Electric vehicles (EVs) could offer 11GW of rapid flexibility to the UK’s energy grid by 2030.
That’s according to energy tech developer Open Energi, which suggests smart charging, which is when vehicles are charged automatically at optimal times, could support renewable generation, balance supply and demand and alleviate strain on the network.
The firm finds by 2020, an estimated 1.6 million EVs on the road could provide up to 550MW of turn-up flexibility and around 1.3GW of turn-down flexibility.
In 2030, with nine million EVs on the road, this rises to up to 3GW of turn-up and 8GW of turn-down flexibility.
This means rather than threatening grid stability with massive spikes of demand, EVs could be used as an asset to work for the benefit of the system.
For example, ‘optimal night-dispatch’ can ensure all vehicles are charged by the time they’ll be used the next day without compromising local network infrastructure by powering them up all at once.

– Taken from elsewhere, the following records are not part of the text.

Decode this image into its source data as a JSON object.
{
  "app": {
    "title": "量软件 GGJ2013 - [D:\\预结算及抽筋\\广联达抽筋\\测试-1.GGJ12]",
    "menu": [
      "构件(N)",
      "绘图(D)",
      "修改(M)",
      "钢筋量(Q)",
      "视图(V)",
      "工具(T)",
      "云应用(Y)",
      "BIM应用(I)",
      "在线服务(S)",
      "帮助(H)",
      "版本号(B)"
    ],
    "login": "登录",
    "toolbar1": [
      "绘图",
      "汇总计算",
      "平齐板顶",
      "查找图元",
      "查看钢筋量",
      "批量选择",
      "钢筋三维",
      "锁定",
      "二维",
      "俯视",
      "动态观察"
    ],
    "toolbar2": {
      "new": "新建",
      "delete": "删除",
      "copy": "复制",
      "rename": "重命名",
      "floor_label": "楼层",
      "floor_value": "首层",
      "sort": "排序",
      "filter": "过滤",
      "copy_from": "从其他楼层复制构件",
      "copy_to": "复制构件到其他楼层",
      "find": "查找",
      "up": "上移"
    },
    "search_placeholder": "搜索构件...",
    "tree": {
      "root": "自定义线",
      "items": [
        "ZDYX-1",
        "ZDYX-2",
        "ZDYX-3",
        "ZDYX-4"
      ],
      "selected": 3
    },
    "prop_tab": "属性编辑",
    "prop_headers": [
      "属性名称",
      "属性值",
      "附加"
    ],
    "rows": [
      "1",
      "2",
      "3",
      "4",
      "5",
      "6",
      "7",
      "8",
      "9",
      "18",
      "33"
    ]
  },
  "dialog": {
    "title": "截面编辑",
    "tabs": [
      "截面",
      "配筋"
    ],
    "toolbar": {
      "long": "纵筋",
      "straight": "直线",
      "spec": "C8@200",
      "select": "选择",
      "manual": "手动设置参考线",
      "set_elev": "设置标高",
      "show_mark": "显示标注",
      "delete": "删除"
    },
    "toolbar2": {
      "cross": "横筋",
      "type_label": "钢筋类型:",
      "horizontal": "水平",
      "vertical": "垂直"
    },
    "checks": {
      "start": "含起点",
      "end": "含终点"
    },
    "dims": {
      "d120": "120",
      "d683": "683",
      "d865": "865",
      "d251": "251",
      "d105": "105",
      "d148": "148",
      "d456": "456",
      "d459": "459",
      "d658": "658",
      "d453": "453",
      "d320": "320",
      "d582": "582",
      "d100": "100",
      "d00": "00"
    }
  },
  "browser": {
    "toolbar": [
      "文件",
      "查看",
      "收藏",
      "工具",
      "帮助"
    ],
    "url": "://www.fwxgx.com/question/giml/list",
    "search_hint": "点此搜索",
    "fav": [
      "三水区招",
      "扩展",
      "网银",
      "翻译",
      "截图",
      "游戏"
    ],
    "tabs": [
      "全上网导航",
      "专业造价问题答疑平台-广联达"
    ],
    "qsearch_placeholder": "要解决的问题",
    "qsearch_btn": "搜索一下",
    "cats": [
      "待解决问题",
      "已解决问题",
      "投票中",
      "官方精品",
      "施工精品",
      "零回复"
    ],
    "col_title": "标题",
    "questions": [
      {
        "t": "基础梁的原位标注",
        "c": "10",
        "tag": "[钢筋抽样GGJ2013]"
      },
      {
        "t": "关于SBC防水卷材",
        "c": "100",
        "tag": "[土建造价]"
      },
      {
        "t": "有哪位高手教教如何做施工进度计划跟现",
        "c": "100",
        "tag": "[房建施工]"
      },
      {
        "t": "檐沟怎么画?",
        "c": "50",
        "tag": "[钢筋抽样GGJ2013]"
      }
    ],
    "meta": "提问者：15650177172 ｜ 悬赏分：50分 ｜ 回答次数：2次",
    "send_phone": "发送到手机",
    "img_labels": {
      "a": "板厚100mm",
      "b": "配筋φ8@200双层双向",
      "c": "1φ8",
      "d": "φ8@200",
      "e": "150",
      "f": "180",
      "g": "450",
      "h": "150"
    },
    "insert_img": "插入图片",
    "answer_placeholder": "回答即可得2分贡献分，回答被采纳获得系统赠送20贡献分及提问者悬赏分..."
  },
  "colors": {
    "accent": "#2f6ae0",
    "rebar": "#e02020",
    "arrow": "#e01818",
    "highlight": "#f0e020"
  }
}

Dago Cedillos, Strategy and Innovation Lead at Open Energi, said: “There has been a lot of attention given to the worst-case scenarios but smart charging technology means EVs can be managed to the benefit of the system and help accelerate our transition to a more reliable, affordable and sustainable energy future.”